2016: Obama’s America (NR) This lumbering documentary is based on Dinesh D’Souza’s book The Roots of Obama’s Rage, in which the right-wing pundit argues that our current president is motivated by resentment at the white establishment that comes from his background growing up in colonial countries. The film’s cool, scholarly tone may win it a few converts, but it can’t cover up the gaping hole in D’Souza’s theory: If our president were secretly an Angry Black Man, wouldn’t we have seen him lose his temper by now? Every president is subjected to armchair psychoanalysis these days, but this movie’s diagnosis is too easily picked apart.
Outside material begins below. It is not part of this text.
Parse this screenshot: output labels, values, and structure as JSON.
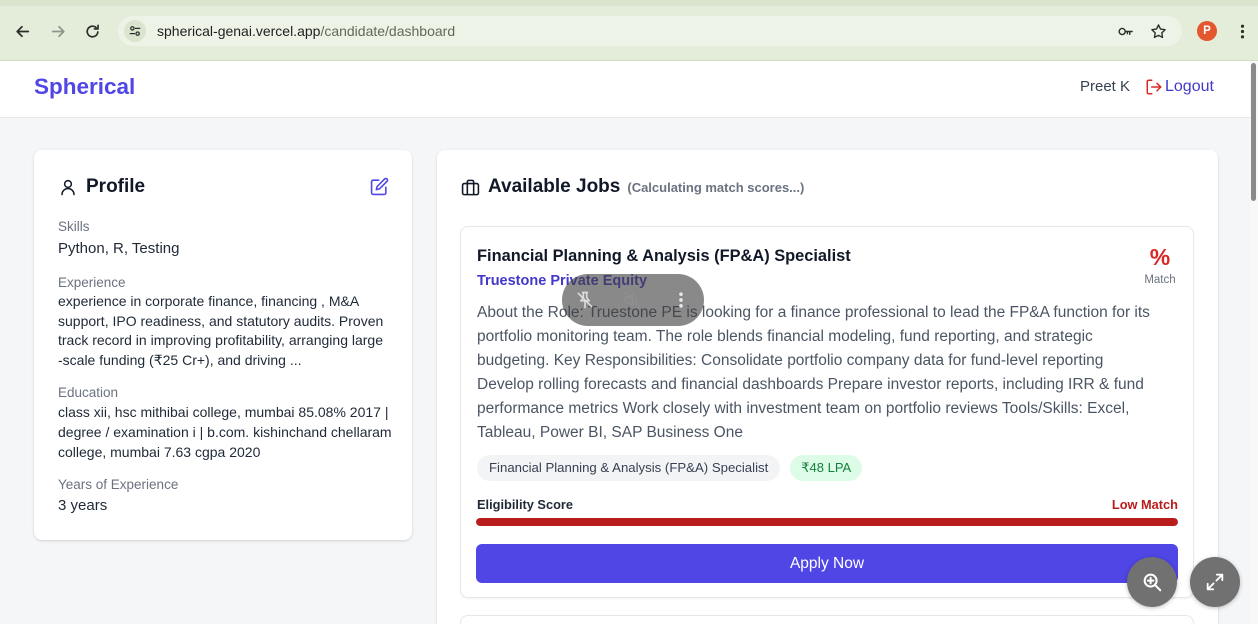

The sprinkling of factual errors doesn’t help D’Souza’s argument, either.
The Watch (R) Um, yeah, so this exists. This comedy is about three frustrated white dudes (Ben Stiller, Vince Vaughn, and Jonah Hill) and one mysterious Indian-British guy (Richard Ayoade) who confront an alien invasion centered around the small Ohio town where they live. This shaggy affair has one badly thought out plot twist and a few small chuckles, most of them emanating from British TV star Ayoade. Still, given how much comic talent goes into this thing (the script is co-authored by Evan Ross and Seth Rogen), this should have been more than just mildly funny. Also with Rosemarie DeWitt, Will Forte, Erin Moriarty, Doug Jones, R. Lee Ermey, Nicholas Braun, Jorma Taccone, and Andy Samberg.
Farewell, My Queen (R) Benoît Jacquot (The School of Flesh) adapts Chantal Thomas’ novel about a girl (Léa Seydoux) who’s brought in to read to Queen Marie Antoinette (Diane Kruger) in the days shortly before the French Revolution. Also with Virginie Ledoyen, Xavier Beauvois, Noémie Lvovsky, Michel Robin, and Julie-Marie Parmentier.
The Imposter (R) Bart Layton’s documentary about a 16-year-old French boy who convinced a grieving family in Texas that he was their son who had been missing for three years.
The Last Ride (PG-13) Henry Thomas stars in this drama as country music legend Hank Williams, who in 1952 hires a local teenager (Jesse James) to drive him to his last concerts. Also with Fred Dalton Thompson, Kaley Cuoco, Stephen Tobolowsky, Ray McKinnon, and the late Rick Dial.
Queen of Versailles (PG) Lauren Greenfield’s documentary follows Florida real estate mogul David Siegel and his wife Jackie as they prepare to build the largest mansion in America, only to see David’s fortune greatly reduced during the 2008 financial meltdown.
Searching for Sugar Man (PG-13) Malik Bendjelloul’s documentary about two South Africans and their present-day search for a mysterious 1970s American anti-apartheid rock singer known only as Rodriguez.
2 Days in New York (R) Julie Delpy’s follow-up to her film 2 Days in Paris stars her and Chris Rock as a married couple whose lives are unsettled by a visit from her French relatives. Also with Albert Delpy, Alexia Landeau, Daniel Brühl, Kate Burton, Dylan Baker, and an uncredited Vincent Gallo.